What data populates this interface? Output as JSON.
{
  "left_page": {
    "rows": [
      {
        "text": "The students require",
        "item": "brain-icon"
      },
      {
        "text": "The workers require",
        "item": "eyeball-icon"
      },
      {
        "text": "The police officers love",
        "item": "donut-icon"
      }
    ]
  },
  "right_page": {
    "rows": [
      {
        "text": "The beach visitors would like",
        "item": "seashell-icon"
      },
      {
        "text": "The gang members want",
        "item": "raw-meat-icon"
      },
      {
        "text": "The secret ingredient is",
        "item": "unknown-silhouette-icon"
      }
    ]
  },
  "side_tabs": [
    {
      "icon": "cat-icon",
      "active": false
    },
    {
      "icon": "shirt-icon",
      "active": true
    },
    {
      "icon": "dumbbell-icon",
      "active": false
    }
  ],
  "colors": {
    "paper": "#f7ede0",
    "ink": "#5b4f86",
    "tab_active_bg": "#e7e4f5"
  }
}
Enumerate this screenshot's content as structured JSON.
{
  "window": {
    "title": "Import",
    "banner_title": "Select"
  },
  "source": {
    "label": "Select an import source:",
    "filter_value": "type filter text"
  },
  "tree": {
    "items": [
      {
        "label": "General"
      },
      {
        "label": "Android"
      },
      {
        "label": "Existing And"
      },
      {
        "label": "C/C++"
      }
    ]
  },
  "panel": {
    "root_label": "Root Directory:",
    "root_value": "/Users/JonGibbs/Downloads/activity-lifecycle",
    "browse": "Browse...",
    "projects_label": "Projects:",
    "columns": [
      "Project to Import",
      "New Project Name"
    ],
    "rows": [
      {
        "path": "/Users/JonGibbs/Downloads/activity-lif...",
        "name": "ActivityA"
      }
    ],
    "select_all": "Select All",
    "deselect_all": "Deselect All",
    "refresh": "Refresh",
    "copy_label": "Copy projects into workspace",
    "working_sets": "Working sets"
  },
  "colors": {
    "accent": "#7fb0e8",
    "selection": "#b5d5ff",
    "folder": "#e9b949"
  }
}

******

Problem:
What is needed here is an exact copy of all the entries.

Exercise solution:
What data populates this interface? Output as JSON.
{
  "left_page": {
    "rows": [
      {
        "text": "The students require",
        "item": "brain-icon"
      },
      {
        "text": "The workers require",
        "item": "eyeball-icon"
      },
      {
        "text": "The police officers love",
        "item": "donut-icon"
      }
    ]
  },
  "right_page": {
    "rows": [
      {
        "text": "The beach visitors would like",
        "item": "seashell-icon"
      },
      {
        "text": "The gang members want",
        "item": "raw-meat-icon"
      },
      {
        "text": "The secret ingredient is",
        "item": "unknown-silhouette-icon"
      }
    ]
  },
  "side_tabs": [
    {
      "icon": "cat-icon",
      "active": false
    },
    {
      "icon": "shirt-icon",
      "active": true
    },
    {
      "icon": "dumbbell-icon",
      "active": false
    }
  ],
  "colors": {
    "paper": "#f7ede0",
    "ink": "#5b4f86",
    "tab_active_bg": "#e7e4f5"
  }
}
Enumerate this screenshot's content as structured JSON.
{
  "window": {
    "title": "Import",
    "banner_title": "Select"
  },
  "source": {
    "label": "Select an import source:",
    "filter_value": "type filter text"
  },
  "tree": {
    "items": [
      {
        "label": "General"
      },
      {
        "label": "Android"
      },
      {
        "label": "Existing And"
      },
      {
        "label": "C/C++"
      }
    ]
  },
  "panel": {
    "root_label": "Root Directory:",
    "root_value": "/Users/JonGibbs/Downloads/activity-lifecycle",
    "browse": "Browse...",
    "projects_label": "Projects:",
    "columns": [
      "Project to Import",
      "New Project Name"
    ],
    "rows": [
      {
        "path": "/Users/JonGibbs/Downloads/activity-lif...",
        "name": "ActivityA"
      }
    ],
    "select_all": "Select All",
    "deselect_all": "Deselect All",
    "refresh": "Refresh",
    "copy_label": "Copy projects into workspace",
    "working_sets": "Working sets"
  },
  "colors": {
    "accent": "#7fb0e8",
    "selection": "#b5d5ff",
    "folder": "#e9b949"
  }
}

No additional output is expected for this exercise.